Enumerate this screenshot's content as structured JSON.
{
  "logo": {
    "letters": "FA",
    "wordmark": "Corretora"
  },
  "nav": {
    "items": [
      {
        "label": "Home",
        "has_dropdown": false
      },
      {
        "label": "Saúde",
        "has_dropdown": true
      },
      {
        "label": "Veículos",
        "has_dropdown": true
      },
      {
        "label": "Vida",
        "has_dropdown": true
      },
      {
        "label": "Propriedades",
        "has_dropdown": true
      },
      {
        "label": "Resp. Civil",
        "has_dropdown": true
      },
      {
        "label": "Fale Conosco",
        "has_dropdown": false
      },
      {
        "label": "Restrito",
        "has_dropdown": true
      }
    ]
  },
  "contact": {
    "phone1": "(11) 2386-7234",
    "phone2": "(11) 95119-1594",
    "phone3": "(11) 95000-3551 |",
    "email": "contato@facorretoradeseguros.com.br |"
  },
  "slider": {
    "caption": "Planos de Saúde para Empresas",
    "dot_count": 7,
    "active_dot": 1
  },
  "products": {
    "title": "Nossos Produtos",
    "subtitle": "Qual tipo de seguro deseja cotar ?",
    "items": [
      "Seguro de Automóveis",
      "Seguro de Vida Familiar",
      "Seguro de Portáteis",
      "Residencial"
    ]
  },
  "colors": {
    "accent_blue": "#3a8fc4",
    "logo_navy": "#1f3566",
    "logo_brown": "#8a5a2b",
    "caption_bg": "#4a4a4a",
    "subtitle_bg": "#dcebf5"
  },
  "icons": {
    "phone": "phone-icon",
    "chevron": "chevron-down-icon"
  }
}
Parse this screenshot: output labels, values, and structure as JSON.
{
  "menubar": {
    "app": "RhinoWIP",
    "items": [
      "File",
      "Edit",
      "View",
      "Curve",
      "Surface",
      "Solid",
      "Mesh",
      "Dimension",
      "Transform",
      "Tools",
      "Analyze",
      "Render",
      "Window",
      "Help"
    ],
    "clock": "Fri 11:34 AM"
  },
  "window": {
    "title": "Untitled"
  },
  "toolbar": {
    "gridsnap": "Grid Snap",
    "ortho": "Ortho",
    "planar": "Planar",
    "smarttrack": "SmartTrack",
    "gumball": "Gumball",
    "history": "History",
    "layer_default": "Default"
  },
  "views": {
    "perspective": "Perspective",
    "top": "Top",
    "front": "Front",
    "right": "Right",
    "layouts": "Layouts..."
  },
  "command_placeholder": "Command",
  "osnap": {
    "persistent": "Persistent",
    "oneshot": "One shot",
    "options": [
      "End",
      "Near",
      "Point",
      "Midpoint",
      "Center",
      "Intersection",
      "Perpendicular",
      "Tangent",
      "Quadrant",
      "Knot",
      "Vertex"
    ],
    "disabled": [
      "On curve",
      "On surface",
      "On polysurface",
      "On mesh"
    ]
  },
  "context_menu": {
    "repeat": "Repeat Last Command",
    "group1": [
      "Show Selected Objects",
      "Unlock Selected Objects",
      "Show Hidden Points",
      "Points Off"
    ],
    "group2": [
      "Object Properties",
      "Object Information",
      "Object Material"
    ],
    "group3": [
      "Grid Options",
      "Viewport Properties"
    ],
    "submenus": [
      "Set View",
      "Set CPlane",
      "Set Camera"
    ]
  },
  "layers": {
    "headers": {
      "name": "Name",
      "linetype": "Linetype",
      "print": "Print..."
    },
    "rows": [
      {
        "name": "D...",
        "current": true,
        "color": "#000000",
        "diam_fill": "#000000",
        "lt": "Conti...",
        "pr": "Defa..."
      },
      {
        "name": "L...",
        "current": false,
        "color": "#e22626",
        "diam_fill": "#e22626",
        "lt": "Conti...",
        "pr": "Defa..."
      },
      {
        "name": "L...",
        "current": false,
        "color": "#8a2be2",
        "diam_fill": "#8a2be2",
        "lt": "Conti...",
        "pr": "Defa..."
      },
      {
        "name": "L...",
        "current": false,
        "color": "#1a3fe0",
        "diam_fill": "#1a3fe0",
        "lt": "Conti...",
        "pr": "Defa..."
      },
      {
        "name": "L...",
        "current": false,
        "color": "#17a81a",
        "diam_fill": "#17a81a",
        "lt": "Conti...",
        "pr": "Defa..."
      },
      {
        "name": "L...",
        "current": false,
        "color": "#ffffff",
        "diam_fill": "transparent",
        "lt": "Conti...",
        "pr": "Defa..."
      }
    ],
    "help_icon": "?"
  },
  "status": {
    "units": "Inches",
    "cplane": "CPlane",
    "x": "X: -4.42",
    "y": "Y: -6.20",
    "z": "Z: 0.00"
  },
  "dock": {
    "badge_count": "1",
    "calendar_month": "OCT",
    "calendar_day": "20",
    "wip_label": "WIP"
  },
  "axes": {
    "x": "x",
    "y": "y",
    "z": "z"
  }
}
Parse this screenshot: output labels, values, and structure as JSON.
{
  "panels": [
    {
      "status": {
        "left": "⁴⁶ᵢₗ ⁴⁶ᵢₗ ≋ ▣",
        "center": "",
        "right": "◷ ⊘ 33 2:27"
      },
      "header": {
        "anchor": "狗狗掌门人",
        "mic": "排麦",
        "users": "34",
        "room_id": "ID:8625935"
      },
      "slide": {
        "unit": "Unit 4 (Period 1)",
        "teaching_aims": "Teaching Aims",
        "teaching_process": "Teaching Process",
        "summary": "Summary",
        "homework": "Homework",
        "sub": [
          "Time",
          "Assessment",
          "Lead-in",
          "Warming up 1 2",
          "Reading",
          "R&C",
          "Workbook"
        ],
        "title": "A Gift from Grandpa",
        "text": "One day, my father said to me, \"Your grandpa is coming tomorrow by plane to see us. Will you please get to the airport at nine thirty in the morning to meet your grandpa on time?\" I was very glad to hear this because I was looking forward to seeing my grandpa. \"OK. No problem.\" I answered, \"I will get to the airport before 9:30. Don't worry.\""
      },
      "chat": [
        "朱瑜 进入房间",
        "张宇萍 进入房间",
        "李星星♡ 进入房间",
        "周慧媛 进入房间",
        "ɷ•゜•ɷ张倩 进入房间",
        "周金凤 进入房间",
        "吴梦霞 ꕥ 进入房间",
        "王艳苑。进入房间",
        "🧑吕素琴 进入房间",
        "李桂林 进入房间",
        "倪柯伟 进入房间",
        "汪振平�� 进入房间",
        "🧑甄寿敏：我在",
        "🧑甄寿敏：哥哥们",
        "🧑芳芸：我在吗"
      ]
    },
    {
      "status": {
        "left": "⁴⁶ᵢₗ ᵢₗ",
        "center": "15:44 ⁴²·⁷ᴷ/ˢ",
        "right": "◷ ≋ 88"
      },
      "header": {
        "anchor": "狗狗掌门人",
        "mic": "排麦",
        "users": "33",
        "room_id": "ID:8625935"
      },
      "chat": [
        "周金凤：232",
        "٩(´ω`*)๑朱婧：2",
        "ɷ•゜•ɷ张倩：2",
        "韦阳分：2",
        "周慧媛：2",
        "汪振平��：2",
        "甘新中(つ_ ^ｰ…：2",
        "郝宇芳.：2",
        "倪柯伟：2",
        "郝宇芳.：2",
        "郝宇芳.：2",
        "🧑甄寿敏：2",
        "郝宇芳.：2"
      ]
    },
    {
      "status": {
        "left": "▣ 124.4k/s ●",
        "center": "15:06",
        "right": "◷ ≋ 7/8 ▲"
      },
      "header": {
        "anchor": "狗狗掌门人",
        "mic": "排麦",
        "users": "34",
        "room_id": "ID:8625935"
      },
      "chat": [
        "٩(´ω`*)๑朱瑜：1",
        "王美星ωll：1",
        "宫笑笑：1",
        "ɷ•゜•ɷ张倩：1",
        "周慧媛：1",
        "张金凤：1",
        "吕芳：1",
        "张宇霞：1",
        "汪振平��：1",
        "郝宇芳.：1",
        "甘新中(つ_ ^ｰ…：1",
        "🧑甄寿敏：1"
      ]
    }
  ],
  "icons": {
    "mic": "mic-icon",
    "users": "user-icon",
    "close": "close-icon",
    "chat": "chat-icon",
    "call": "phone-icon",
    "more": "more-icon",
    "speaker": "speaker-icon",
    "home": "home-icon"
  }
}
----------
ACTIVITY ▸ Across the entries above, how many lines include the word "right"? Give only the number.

WRITTEN RESPONSE ▸ 4